They Came Together
It’s kind of incredible that a movie starring Paul Rudd and Amy Poehler was released in 2014 and barely anyone saw it. The two reunite with Wet Hot American Summer co-writer/director David Wain in this hilariously absurd comedy that’s actually about romantic comedies. The film is super weird but also really, really funny, and it’s full of fantastic performers like Bill Hader, Cobie Smulders, Jason Mantzoukas, Ellie Kemper, and some truly crazy cameos that I won’t spoil here. It also features an unforgettable performance by Christopher Meloni. See it!
The Internet’s Own Boy
Buzz has been incredibly high for the controversial Edward Snowden documentary Citizenfour, and it’s certainly an interesting film, but I’d argue that this documentary about civic activist and reddit co-founder Aaron Swartz is equally important. It chronicles the story of how this young, passionate genius was targeted by the U.S. government for downloading scholarly JSTOR articles from MIT (which were made free to students, by the way) and not doing anything with them. The government decided to make an example out of Mr. Swartz—a man whose activism played a crucial role in raising awareness and stopping SOPA—and inflicted such harsh penalties and sentences on him that he committed suicide at the age of 26. This is a heartbreaking, infuriating tale of government overreach that is essential viewing.

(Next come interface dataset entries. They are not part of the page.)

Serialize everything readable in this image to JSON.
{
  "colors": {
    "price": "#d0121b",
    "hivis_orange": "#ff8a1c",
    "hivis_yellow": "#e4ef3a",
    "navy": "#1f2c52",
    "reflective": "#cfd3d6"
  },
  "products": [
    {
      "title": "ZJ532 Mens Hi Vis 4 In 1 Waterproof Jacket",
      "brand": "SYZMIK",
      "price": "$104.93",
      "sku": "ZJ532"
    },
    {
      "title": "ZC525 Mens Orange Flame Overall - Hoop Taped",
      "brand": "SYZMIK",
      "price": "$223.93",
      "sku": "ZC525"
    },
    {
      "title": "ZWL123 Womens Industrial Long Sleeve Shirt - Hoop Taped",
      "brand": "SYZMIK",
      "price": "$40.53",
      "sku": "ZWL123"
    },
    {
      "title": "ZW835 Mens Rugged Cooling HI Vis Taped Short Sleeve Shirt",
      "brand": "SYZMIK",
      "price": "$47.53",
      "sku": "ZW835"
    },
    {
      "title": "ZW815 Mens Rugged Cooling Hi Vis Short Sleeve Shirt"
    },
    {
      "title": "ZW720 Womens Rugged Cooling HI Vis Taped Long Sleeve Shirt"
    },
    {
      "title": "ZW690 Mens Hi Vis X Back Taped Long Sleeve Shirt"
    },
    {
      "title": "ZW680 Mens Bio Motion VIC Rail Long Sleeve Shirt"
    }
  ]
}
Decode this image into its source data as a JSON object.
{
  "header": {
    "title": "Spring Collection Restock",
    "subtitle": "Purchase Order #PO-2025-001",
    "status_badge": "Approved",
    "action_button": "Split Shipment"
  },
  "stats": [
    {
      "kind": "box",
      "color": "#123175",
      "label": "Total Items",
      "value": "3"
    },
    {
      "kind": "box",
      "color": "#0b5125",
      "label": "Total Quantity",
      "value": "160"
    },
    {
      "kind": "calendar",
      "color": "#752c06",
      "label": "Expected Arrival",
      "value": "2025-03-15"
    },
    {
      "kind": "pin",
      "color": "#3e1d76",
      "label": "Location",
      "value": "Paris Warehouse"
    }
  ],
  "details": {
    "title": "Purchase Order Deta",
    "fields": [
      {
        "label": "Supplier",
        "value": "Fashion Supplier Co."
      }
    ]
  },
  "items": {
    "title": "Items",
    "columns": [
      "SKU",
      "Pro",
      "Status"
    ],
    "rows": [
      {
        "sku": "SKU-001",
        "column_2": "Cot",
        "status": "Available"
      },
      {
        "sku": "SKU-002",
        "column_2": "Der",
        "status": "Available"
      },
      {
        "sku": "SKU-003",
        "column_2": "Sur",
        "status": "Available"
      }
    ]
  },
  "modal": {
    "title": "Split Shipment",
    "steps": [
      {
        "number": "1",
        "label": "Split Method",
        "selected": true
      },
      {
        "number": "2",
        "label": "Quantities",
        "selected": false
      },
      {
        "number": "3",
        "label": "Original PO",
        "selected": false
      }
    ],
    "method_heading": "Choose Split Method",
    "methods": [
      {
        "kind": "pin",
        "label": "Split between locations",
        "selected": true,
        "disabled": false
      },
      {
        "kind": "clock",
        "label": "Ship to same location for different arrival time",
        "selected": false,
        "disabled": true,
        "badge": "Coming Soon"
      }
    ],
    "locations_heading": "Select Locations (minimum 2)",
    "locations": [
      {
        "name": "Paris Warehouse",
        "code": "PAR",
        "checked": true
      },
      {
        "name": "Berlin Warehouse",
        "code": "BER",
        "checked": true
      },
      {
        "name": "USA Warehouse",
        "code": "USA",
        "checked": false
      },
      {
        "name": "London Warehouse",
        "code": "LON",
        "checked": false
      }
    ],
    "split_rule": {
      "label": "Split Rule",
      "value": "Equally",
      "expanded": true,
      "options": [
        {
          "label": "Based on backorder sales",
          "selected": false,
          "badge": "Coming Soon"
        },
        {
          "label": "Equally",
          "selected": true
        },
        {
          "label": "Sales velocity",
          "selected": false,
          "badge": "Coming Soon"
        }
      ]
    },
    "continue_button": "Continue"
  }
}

Here’s a movie with an impossible setup—a romantic comedy about a woman who decides to get an abortion—that works brilliantly thanks to tactful, confident direction by Gillian Robespierre and a fearless performance from Jenny Slate. This is actually one of the sweetest movies I saw all year, as Slate plays a part-time comedian who has a one-night stand with a very nice guy and then winds up pregnant. The film isn’t about the central issue at stake; it’s simply a character-study of one woman going through life who decides to make a specific choice when faced with a difficult situation. The film doesn’t judge her or try to play out a debate about the controversial issue—it’s about the characters, and that focus allows the audience to connect with Slate’s character no matter their personal views. Slate is at turns hilarious and heartbreaking in what I hope will be the first of many lead roles, and Robespierre announces herself as a filmmaker to watch. One of the year’s best indies, hands-down.
Another impossible premise—the entire movie takes place inside a car as a guy drives from one place to another—that really, really works. Tom Hardy plays a man whose life unravels over the course of one car ride as he juggles a series of phone calls that have massive effects on both his professional and personal life. Steven Knight’s screenplay and direction prevent the film from ever feeling boring or one-note, and Hardy gives a tour-de-force performance that displays a full character arc despite the fact that he never leaves his driver’s seat. This drama about a guy in a car is more compelling than most of the studio tentpoles that were released this year.
Tommy Lee Jones directs this “feminist Western” about a strong-willed but lonely woman (played by Hilary Swank) who is tasked with escorting three mentally ill women to a church in Iowa. The duty sees her traversing a treacherous 1850s landscape, for which she enlists the help of a claim jumper played by Jones himself. The movie is constantly surprising, offering twists here and there on the Western genre as a whole while also shining a light on a topic that has rarely been explored: the role of women in the mid 19th century. I did not expect to like this film as much as I did, and found myself thinking about it many days after I first saw it.